What Is a Slot?

A slot is a narrow opening in something that can accommodate or fit something else. A slot is also a position in a schedule or program that can be reserved for an activity. For example, a tourist may book a time slot to see a show in advance.

Many people believe that slot machines payout more often at night. The reason for this is probably that there are more players at the casino and therefore a higher chance of a lucky spin. However, this belief is not valid from a statistical standpoint as each individual spin of a slot machine is random.

One of the most important things to keep in mind when playing slot is that a game’s results are determined by a combination of factors, including the number of paylines, symbols and bonus features. Understanding these concepts can help you make better decisions about how much to bet and when to play.
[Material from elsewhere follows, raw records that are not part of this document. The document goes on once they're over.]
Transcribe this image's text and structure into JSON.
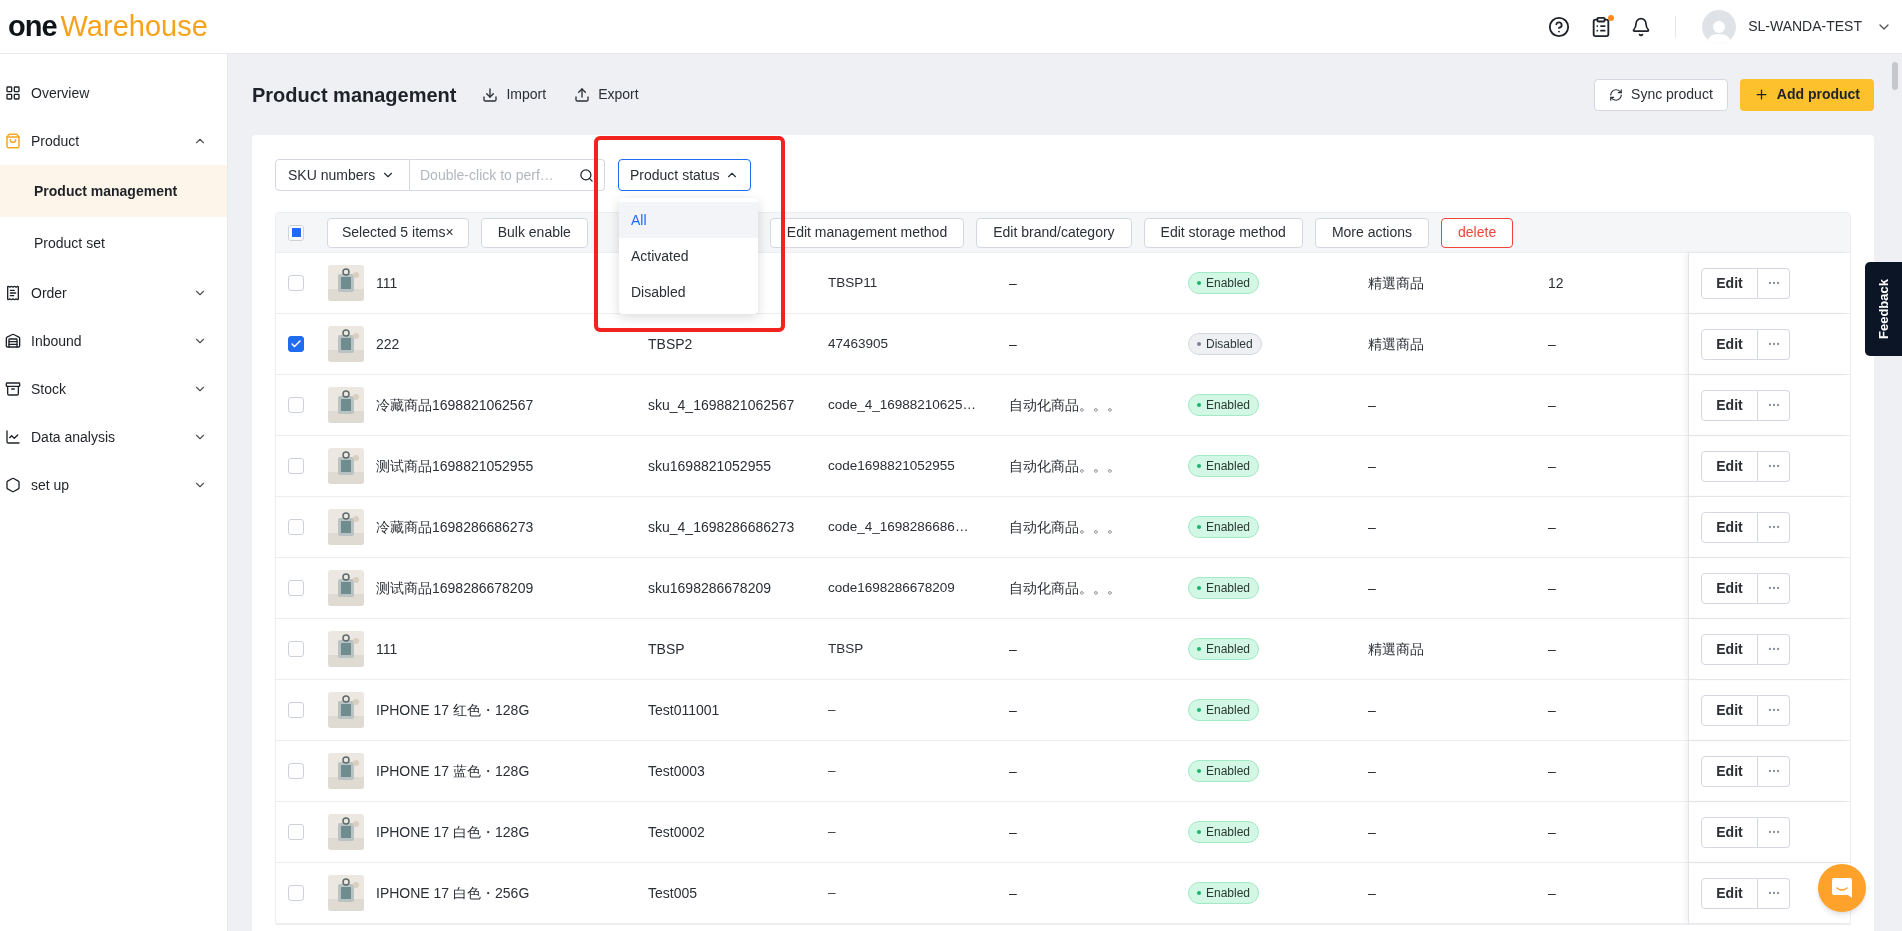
{
  "header": {
    "logo": {
      "part_1": "one",
      "part_2": "Warehouse"
    },
    "notification_badge": true,
    "user": "SL-WANDA-TEST"
  },
  "sidebar": {
    "items": [
      {
        "label": "Overview",
        "kind": "link",
        "selected": false
      },
      {
        "label": "Product",
        "kind": "group",
        "selected": true,
        "expanded": true,
        "children": [
          {
            "label": "Product management",
            "selected": true
          },
          {
            "label": "Product set",
            "selected": false
          }
        ]
      },
      {
        "label": "Order",
        "kind": "group",
        "selected": false,
        "expanded": false
      },
      {
        "label": "Inbound",
        "kind": "group",
        "selected": false,
        "expanded": false
      },
      {
        "label": "Stock",
        "kind": "group",
        "selected": false,
        "expanded": false
      },
      {
        "label": "Data analysis",
        "kind": "group",
        "selected": false,
        "expanded": false
      },
      {
        "label": "set up",
        "kind": "group",
        "selected": false,
        "expanded": false
      }
    ]
  },
  "page": {
    "title": "Product management",
    "actions": [
      {
        "label": "Import",
        "kind": "import"
      },
      {
        "label": "Export",
        "kind": "export"
      }
    ],
    "buttons": [
      {
        "label": "Sync product",
        "kind": "secondary"
      },
      {
        "label": "Add product",
        "kind": "primary"
      }
    ]
  },
  "filters": {
    "field_select": "SKU numbers",
    "search": {
      "placeholder": "Double-click to perf…"
    },
    "status_filter": {
      "label": "Product status",
      "expanded": true,
      "options": [
        {
          "label": "All",
          "selected": true
        },
        {
          "label": "Activated",
          "selected": false
        },
        {
          "label": "Disabled",
          "selected": false
        }
      ]
    }
  },
  "bulk_bar": {
    "select_all_indeterminate": true,
    "selection": {
      "label": "Selected 5 items",
      "clear": "×"
    },
    "actions": [
      {
        "label": "Bulk enable",
        "kind": "default"
      },
      {
        "label": "Edit management method",
        "kind": "default"
      },
      {
        "label": "Edit brand/category",
        "kind": "default"
      },
      {
        "label": "Edit storage method",
        "kind": "default"
      },
      {
        "label": "More actions",
        "kind": "default"
      },
      {
        "label": "delete",
        "kind": "danger"
      }
    ]
  },
  "rows": [
    {
      "checked": false,
      "name": "111",
      "code": "TBSP11",
      "column_4": "–",
      "status": {
        "label": "Enabled",
        "kind": "enabled"
      },
      "column_6": "精選商品",
      "column_7": "12",
      "edit": "Edit"
    },
    {
      "checked": true,
      "name": "222",
      "sku": "TBSP2",
      "code": "47463905",
      "column_4": "–",
      "status": {
        "label": "Disabled",
        "kind": "disabled"
      },
      "column_6": "精選商品",
      "column_7": "–",
      "edit": "Edit"
    },
    {
      "checked": false,
      "name": "冷藏商品1698821062567",
      "sku": "sku_4_1698821062567",
      "code": "code_4_16988210625…",
      "column_4": "自动化商品。。。",
      "status": {
        "label": "Enabled",
        "kind": "enabled"
      },
      "column_6": "–",
      "column_7": "–",
      "edit": "Edit"
    },
    {
      "checked": false,
      "name": "测试商品1698821052955",
      "sku": "sku1698821052955",
      "code": "code1698821052955",
      "column_4": "自动化商品。。。",
      "status": {
        "label": "Enabled",
        "kind": "enabled"
      },
      "column_6": "–",
      "column_7": "–",
      "edit": "Edit"
    },
    {
      "checked": false,
      "name": "冷藏商品1698286686273",
      "sku": "sku_4_1698286686273",
      "code": "code_4_1698286686…",
      "column_4": "自动化商品。。。",
      "status": {
        "label": "Enabled",
        "kind": "enabled"
      },
      "column_6": "–",
      "column_7": "–",
      "edit": "Edit"
    },
    {
      "checked": false,
      "name": "测试商品1698286678209",
      "sku": "sku1698286678209",
      "code": "code1698286678209",
      "column_4": "自动化商品。。。",
      "status": {
        "label": "Enabled",
        "kind": "enabled"
      },
      "column_6": "–",
      "column_7": "–",
      "edit": "Edit"
    },
    {
      "checked": false,
      "name": "111",
      "sku": "TBSP",
      "code": "TBSP",
      "column_4": "–",
      "status": {
        "label": "Enabled",
        "kind": "enabled"
      },
      "column_6": "精選商品",
      "column_7": "–",
      "edit": "Edit"
    },
    {
      "checked": false,
      "name": "IPHONE 17 红色・128G",
      "sku": "Test011001",
      "code": "–",
      "column_4": "–",
      "status": {
        "label": "Enabled",
        "kind": "enabled"
      },
      "column_6": "–",
      "column_7": "–",
      "edit": "Edit"
    },
    {
      "checked": false,
      "name": "IPHONE 17 蓝色・128G",
      "sku": "Test0003",
      "code": "–",
      "column_4": "–",
      "status": {
        "label": "Enabled",
        "kind": "enabled"
      },
      "column_6": "–",
      "column_7": "–",
      "edit": "Edit"
    },
    {
      "checked": false,
      "name": "IPHONE 17 白色・128G",
      "sku": "Test0002",
      "code": "–",
      "column_4": "–",
      "status": {
        "label": "Enabled",
        "kind": "enabled"
      },
      "column_6": "–",
      "column_7": "–",
      "edit": "Edit"
    },
    {
      "checked": false,
      "name": "IPHONE 17 白色・256G",
      "sku": "Test005",
      "code": "–",
      "column_4": "–",
      "status": {
        "label": "Enabled",
        "kind": "enabled"
      },
      "column_6": "–",
      "column_7": "–",
      "edit": "Edit"
    }
  ],
  "feedback": "Feedback"
}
Whether you’re a newcomer to online slots or a seasoned pro, there are a few basic strategies that will improve your odds of winning. First and foremost, set a budget for each session before you start. This should be a reasonable amount that you can afford to lose without going overboard. Doing this will prevent you from gambling with money that you need for other expenses such as rent or groceries.

It’s also a good idea to look for slots that have recently paid out. This will give you a good idea of how well the machine is performing and whether it’s worth your time. To do this, simply check the cashout and credit amounts at the top of the screen when you’re playing a slot machine. If the credits are low and the cashout is in the hundreds or more, that’s a good sign that the slot has been hitting big.
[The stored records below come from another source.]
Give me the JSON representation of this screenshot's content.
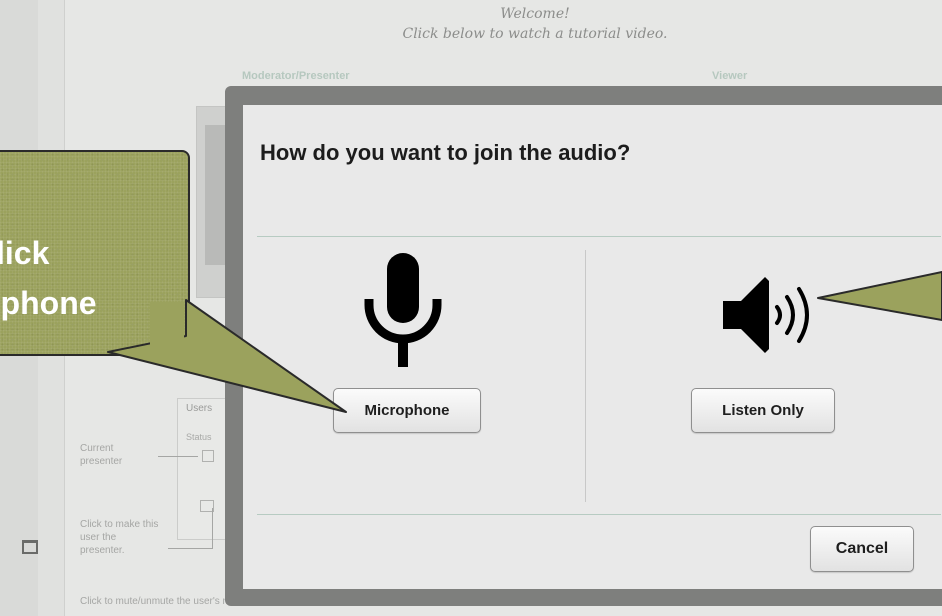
{
  "background": {
    "welcome_line1": "Welcome!",
    "welcome_line2": "Click below to watch a tutorial video.",
    "moderator_label": "Moderator/Presenter",
    "viewer_label": "Viewer",
    "users_title": "Users",
    "status_label": "Status",
    "note_current_presenter": "Current presenter",
    "note_make_presenter": "Click to make this user the presenter.",
    "note_mute": "Click to mute/unmute the user's microphone."
  },
  "modal": {
    "title": "How do you want to join the audio?",
    "microphone_label": "Microphone",
    "listen_only_label": "Listen Only",
    "cancel_label": "Cancel",
    "icons": [
      "microphone-icon",
      "speaker-icon"
    ]
  },
  "callout": {
    "line1": "lick",
    "line2": "ophone",
    "color": "#9ba25d"
  }
}
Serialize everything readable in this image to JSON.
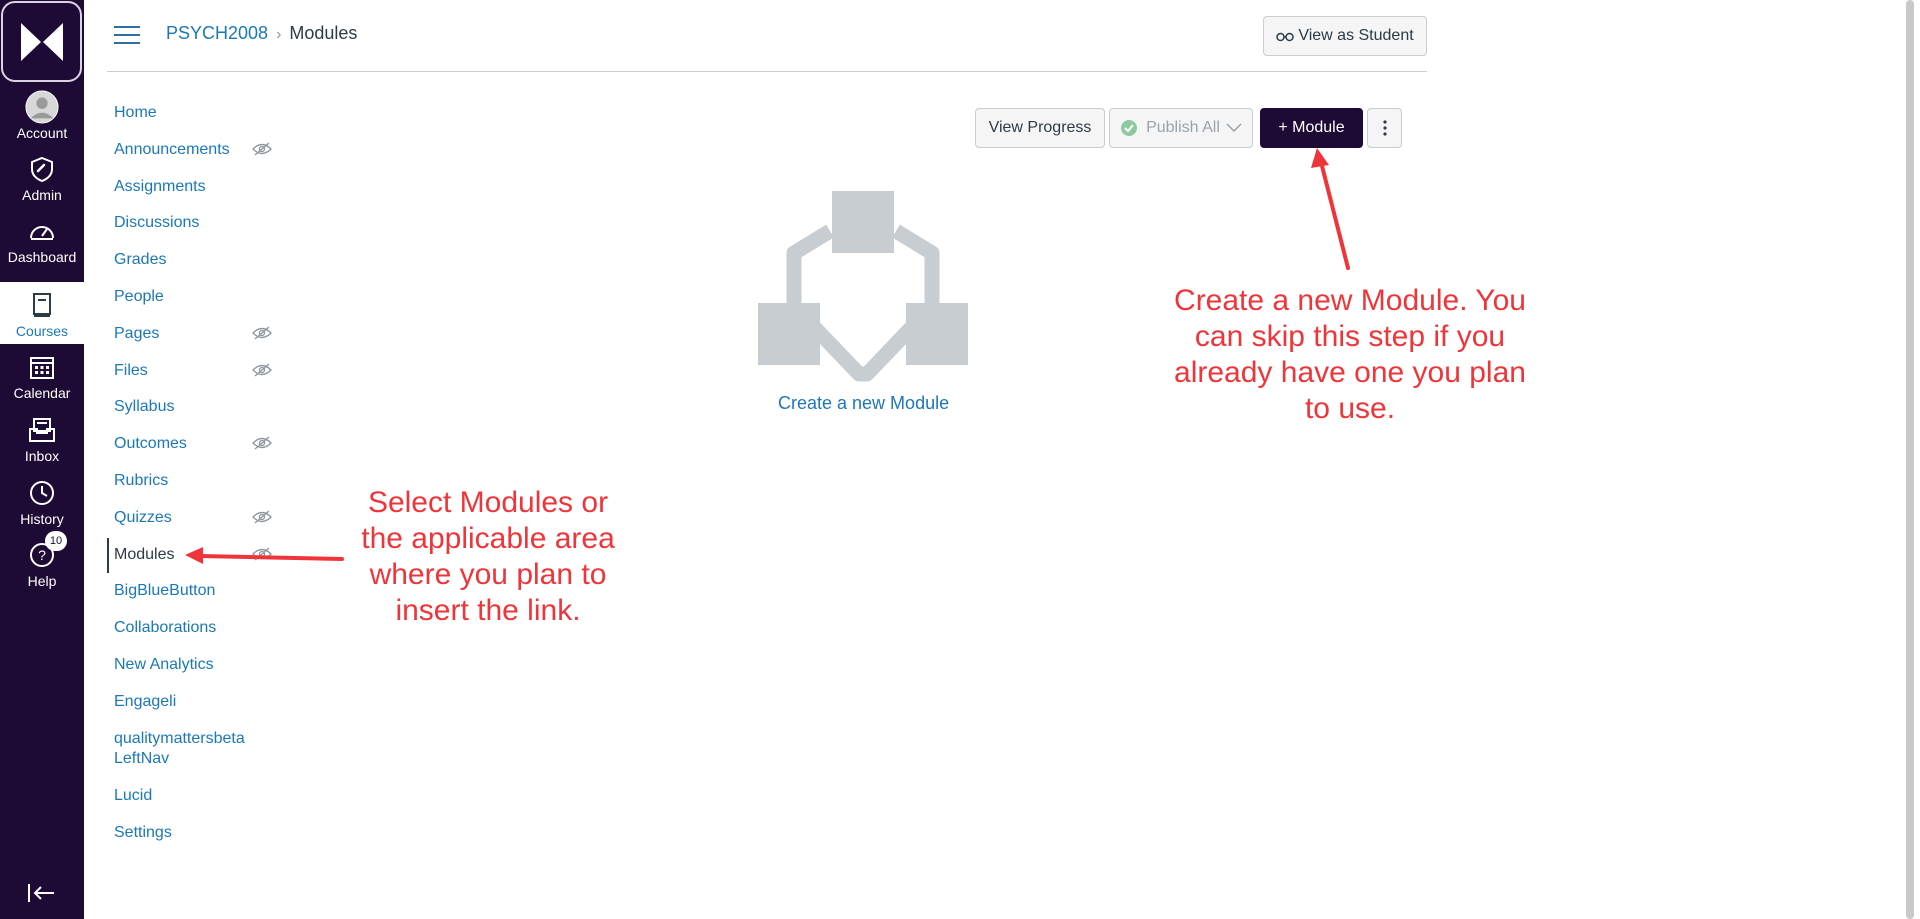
{
  "global_nav": {
    "items": [
      {
        "label": "Account",
        "icon": "account-icon"
      },
      {
        "label": "Admin",
        "icon": "admin-icon"
      },
      {
        "label": "Dashboard",
        "icon": "dashboard-icon"
      },
      {
        "label": "Courses",
        "icon": "courses-icon"
      },
      {
        "label": "Calendar",
        "icon": "calendar-icon"
      },
      {
        "label": "Inbox",
        "icon": "inbox-icon"
      },
      {
        "label": "History",
        "icon": "history-icon"
      },
      {
        "label": "Help",
        "icon": "help-icon",
        "badge": "10"
      }
    ]
  },
  "breadcrumb": {
    "course": "PSYCH2008",
    "separator": "›",
    "page": "Modules"
  },
  "header": {
    "view_as_student": "View as Student"
  },
  "toolbar": {
    "view_progress": "View Progress",
    "publish_all": "Publish All",
    "add_module": "+ Module"
  },
  "course_nav": {
    "items": [
      {
        "label": "Home",
        "hidden": false
      },
      {
        "label": "Announcements",
        "hidden": true
      },
      {
        "label": "Assignments",
        "hidden": false
      },
      {
        "label": "Discussions",
        "hidden": false
      },
      {
        "label": "Grades",
        "hidden": false
      },
      {
        "label": "People",
        "hidden": false
      },
      {
        "label": "Pages",
        "hidden": true
      },
      {
        "label": "Files",
        "hidden": true
      },
      {
        "label": "Syllabus",
        "hidden": false
      },
      {
        "label": "Outcomes",
        "hidden": true
      },
      {
        "label": "Rubrics",
        "hidden": false
      },
      {
        "label": "Quizzes",
        "hidden": true
      },
      {
        "label": "Modules",
        "hidden": true,
        "active": true
      },
      {
        "label": "BigBlueButton",
        "hidden": false
      },
      {
        "label": "Collaborations",
        "hidden": false
      },
      {
        "label": "New Analytics",
        "hidden": false
      },
      {
        "label": "Engageli",
        "hidden": false
      },
      {
        "label": "qualitymattersbeta LeftNav",
        "hidden": false
      },
      {
        "label": "Lucid",
        "hidden": false
      },
      {
        "label": "Settings",
        "hidden": false
      }
    ]
  },
  "empty_state": {
    "link": "Create a new Module"
  },
  "annotations": {
    "right": [
      "Create a new Module. You",
      "can skip this step if you",
      "already have one you plan",
      "to use."
    ],
    "left": [
      "Select Modules or",
      "the applicable area",
      "where you plan to",
      "insert the link."
    ]
  },
  "colors": {
    "nav_bg": "#1e0b35",
    "link": "#1b78b8",
    "annotation": "#f0353a",
    "primary_button": "#1e0b35"
  }
}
A slot is a narrow opening in something (such as a keyway in a piece of machinery or a slit for a coin in a vending machine). It can also refer to:
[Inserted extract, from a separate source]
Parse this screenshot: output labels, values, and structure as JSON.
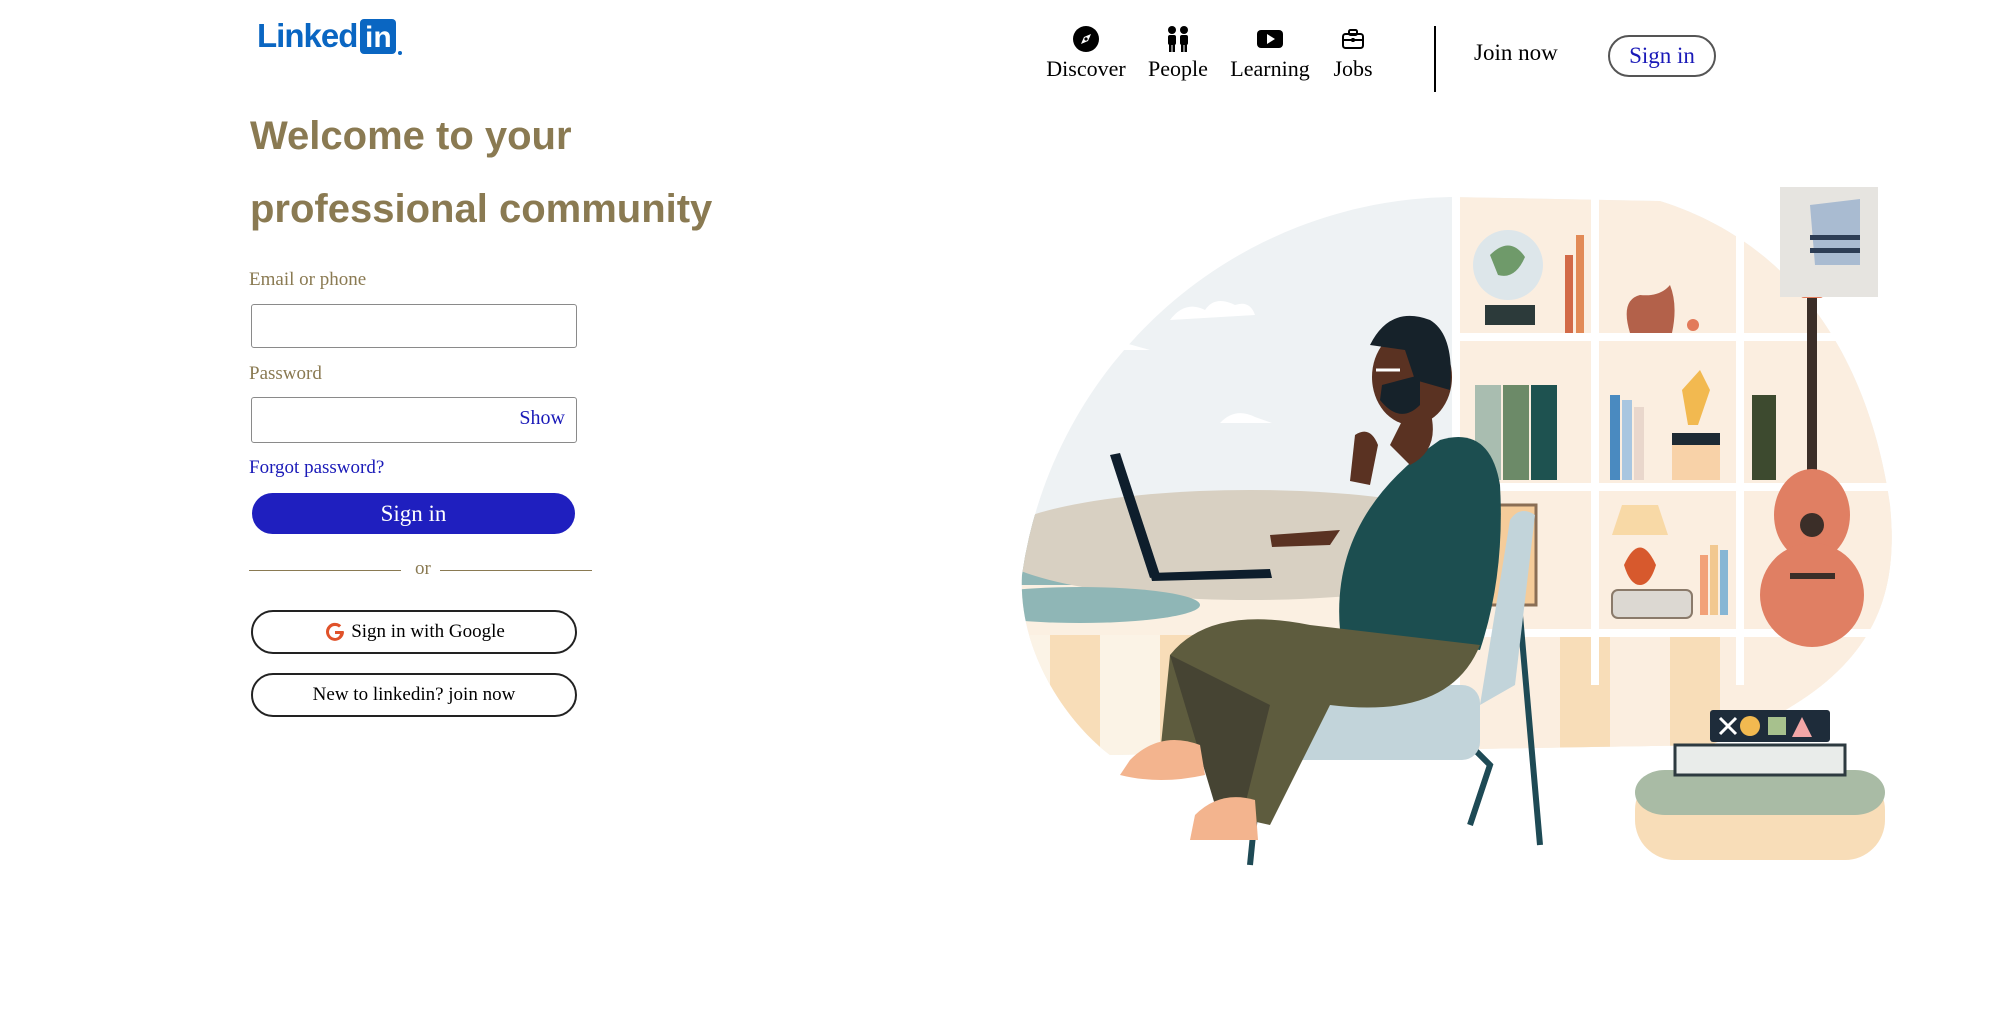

In ornithology, the notch between the tips of the primary feathers on the wings of certain birds that helps to maintain a smooth flow of air during flight. In linguistics, a slot is a position in a grammatical construction into which any of a set of morphemes can fit.

Many people believe that they can predict the outcome of a slot spin by looking at what’s in place or on display. While this is a good way to familiarize yourself with a machine’s layout, it’s impossible to know what’s going to happen during any given spin. A slot’s result is determined by a combination of variables, including the number of active paylines, the symbols in place and any bonus features that are activated.